*** Record excerpts Section Begins ***
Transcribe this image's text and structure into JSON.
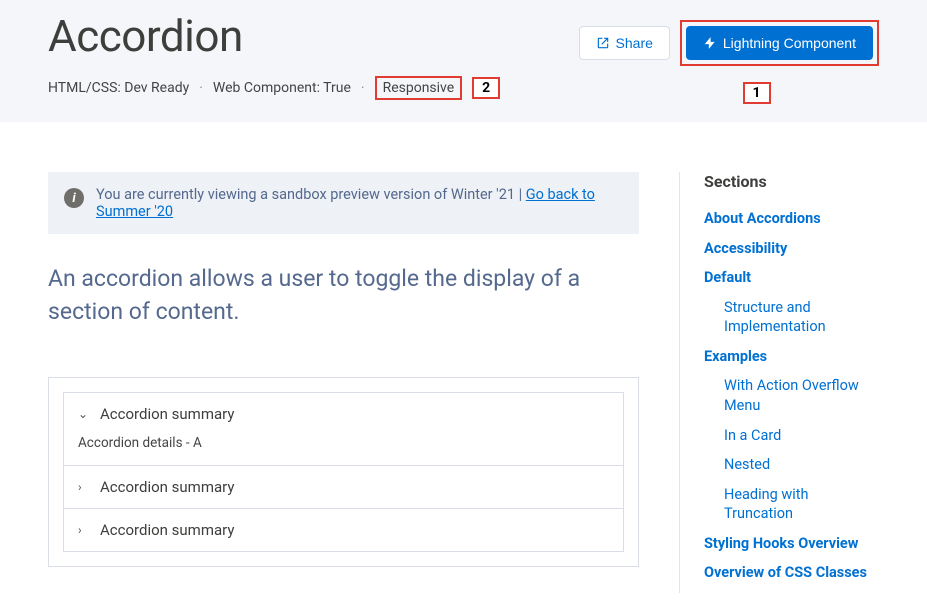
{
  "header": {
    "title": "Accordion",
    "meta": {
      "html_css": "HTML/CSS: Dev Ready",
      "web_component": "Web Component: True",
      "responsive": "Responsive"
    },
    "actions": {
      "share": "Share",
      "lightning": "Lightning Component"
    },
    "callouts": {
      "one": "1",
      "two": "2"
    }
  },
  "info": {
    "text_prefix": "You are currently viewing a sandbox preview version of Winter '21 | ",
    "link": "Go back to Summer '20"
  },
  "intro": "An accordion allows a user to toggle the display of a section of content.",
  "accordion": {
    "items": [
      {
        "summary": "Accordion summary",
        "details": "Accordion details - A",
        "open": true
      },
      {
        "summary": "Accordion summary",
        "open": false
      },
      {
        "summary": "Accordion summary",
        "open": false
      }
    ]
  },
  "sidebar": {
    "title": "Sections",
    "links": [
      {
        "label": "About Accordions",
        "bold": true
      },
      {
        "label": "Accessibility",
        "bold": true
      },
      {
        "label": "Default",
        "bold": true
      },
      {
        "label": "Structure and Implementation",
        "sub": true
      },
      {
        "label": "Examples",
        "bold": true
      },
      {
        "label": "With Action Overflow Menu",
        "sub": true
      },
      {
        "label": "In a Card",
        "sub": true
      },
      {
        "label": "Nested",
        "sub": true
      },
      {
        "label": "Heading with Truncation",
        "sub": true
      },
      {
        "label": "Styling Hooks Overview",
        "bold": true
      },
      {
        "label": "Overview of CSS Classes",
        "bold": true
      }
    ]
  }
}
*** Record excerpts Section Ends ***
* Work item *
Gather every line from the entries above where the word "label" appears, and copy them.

* Result of this exercise *
        "label": "About Accordions",
        "label": "Accessibility",
        "label": "Default",
        "label": "Structure and Implementation",
        "label": "Examples",
        "label": "With Action Overflow Menu",
        "label": "In a Card",
        "label": "Nested",
        "label": "Heading with Truncation",
        "label": "Styling Hooks Overview",
        "label": "Overview of CSS Classes",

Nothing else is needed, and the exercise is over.